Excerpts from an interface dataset
::::

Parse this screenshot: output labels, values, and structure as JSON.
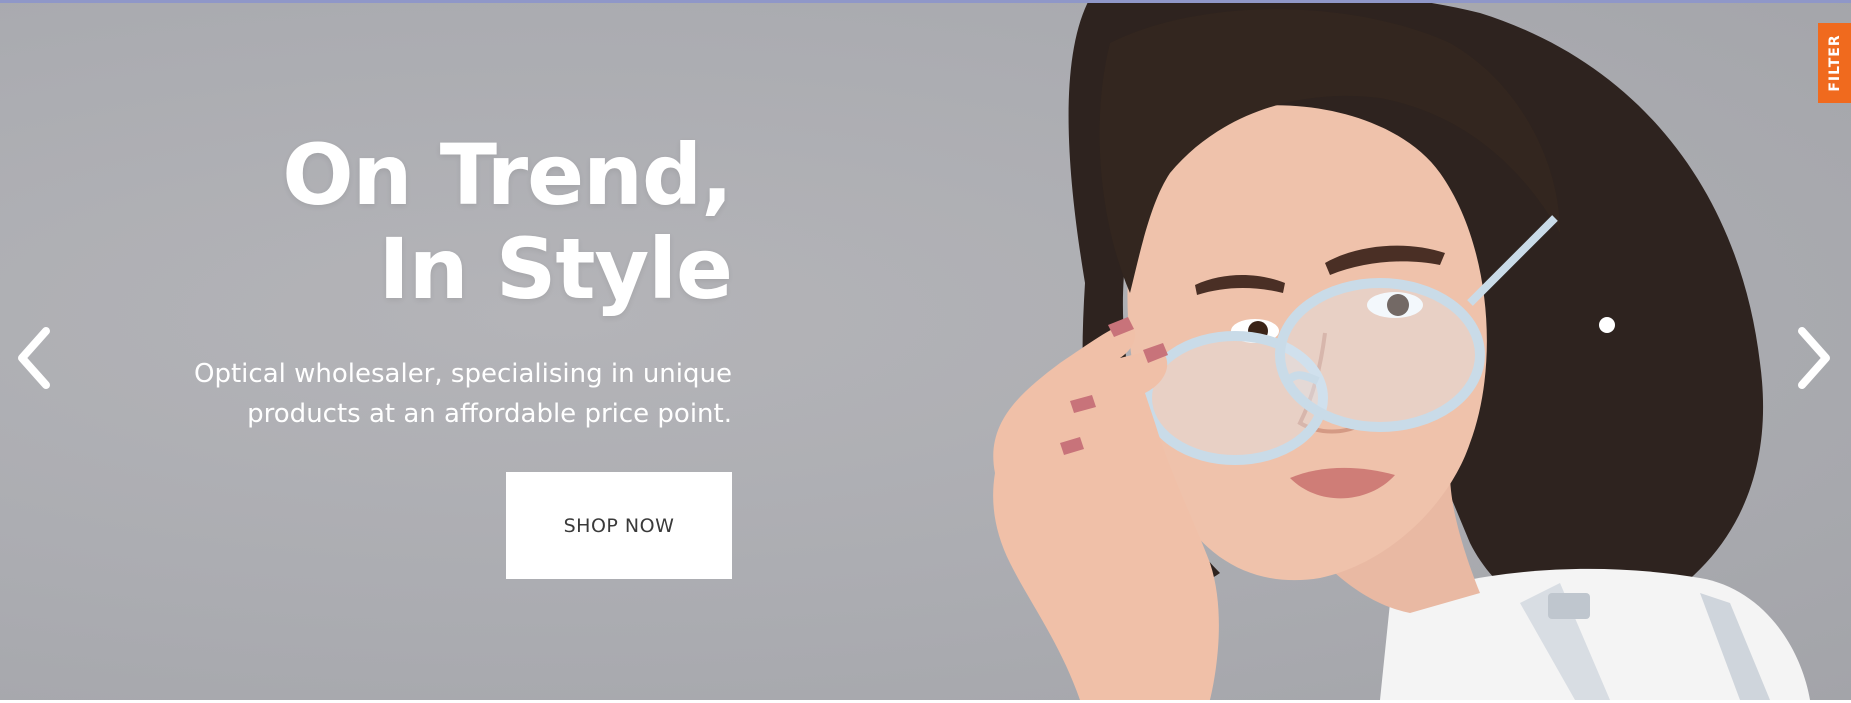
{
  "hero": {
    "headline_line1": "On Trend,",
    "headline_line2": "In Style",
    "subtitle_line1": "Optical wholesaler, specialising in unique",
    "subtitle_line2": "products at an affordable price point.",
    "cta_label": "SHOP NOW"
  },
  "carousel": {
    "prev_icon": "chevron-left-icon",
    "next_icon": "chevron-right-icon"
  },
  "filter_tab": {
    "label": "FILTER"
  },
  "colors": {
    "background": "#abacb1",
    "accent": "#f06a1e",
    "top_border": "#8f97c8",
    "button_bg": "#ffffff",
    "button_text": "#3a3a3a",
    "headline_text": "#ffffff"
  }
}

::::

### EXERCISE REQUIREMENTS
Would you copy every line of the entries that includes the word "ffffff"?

### SOLUTION TO THE PROBLEM
    "button_bg": "#ffffff",
    "headline_text": "#ffffff"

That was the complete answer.